--- PROBLEM REQUIREMENTS ---
For the word "icon", state how many lines of the data include it. Respond with the number only.

--- DATASET CONTENT ---
((

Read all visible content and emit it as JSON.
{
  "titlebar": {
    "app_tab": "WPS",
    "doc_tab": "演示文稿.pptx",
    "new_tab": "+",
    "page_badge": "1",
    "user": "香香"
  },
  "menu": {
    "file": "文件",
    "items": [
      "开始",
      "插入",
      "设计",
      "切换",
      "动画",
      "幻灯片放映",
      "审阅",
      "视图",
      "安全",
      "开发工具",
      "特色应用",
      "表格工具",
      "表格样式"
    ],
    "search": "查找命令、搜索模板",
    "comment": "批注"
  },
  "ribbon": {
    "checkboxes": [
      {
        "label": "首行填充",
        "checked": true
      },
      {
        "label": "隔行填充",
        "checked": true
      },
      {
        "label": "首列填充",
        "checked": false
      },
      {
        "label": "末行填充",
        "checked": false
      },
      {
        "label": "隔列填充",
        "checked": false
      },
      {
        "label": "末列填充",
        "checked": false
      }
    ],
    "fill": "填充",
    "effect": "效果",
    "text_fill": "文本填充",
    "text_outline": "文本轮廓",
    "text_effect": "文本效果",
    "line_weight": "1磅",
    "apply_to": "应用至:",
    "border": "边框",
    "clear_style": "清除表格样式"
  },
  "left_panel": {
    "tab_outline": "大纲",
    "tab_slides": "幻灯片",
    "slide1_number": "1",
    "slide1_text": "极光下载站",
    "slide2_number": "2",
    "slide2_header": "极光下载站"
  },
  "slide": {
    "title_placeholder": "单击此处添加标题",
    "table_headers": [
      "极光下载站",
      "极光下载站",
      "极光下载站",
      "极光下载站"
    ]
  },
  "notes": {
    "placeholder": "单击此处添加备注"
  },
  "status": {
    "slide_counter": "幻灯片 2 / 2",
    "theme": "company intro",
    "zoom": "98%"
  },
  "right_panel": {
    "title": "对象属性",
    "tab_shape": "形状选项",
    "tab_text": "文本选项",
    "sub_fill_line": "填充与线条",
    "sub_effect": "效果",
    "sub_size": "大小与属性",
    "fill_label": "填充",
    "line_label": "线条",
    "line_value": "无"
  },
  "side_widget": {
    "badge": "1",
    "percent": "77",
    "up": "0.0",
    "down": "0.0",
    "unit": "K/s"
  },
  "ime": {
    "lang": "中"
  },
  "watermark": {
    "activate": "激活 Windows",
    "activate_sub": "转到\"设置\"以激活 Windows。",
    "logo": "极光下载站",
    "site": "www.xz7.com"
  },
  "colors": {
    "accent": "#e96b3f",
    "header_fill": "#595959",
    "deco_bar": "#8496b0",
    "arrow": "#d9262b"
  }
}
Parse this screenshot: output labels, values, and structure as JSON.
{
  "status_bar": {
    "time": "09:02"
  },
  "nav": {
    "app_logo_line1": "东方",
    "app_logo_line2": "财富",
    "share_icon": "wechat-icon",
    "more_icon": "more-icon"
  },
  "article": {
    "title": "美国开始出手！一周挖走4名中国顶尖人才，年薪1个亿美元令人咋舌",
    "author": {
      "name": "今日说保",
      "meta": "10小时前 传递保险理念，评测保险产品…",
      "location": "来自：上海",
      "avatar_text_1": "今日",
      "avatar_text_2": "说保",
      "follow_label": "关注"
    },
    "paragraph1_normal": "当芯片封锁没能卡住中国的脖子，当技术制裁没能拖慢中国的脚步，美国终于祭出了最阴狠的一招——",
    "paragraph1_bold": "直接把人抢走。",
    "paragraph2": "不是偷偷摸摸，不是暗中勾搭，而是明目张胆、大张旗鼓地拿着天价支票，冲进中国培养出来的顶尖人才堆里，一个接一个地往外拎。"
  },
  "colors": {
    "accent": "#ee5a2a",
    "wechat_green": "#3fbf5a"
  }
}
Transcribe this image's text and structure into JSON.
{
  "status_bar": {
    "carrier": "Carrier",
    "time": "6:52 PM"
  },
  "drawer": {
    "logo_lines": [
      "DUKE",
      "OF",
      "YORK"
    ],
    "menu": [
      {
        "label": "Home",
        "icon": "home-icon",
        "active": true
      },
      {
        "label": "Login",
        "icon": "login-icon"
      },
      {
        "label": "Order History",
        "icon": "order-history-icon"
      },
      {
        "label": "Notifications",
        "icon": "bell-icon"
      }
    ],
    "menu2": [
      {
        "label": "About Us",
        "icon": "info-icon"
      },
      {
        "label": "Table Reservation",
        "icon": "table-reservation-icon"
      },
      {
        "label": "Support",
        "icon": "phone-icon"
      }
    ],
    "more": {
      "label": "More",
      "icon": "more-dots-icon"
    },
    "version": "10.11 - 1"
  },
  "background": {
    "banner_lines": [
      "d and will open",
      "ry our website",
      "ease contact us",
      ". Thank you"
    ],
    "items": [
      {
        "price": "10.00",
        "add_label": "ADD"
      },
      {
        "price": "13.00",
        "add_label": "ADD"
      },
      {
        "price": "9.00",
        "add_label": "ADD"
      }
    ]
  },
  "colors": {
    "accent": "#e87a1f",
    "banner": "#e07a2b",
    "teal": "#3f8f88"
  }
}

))

--- REPLY ---
10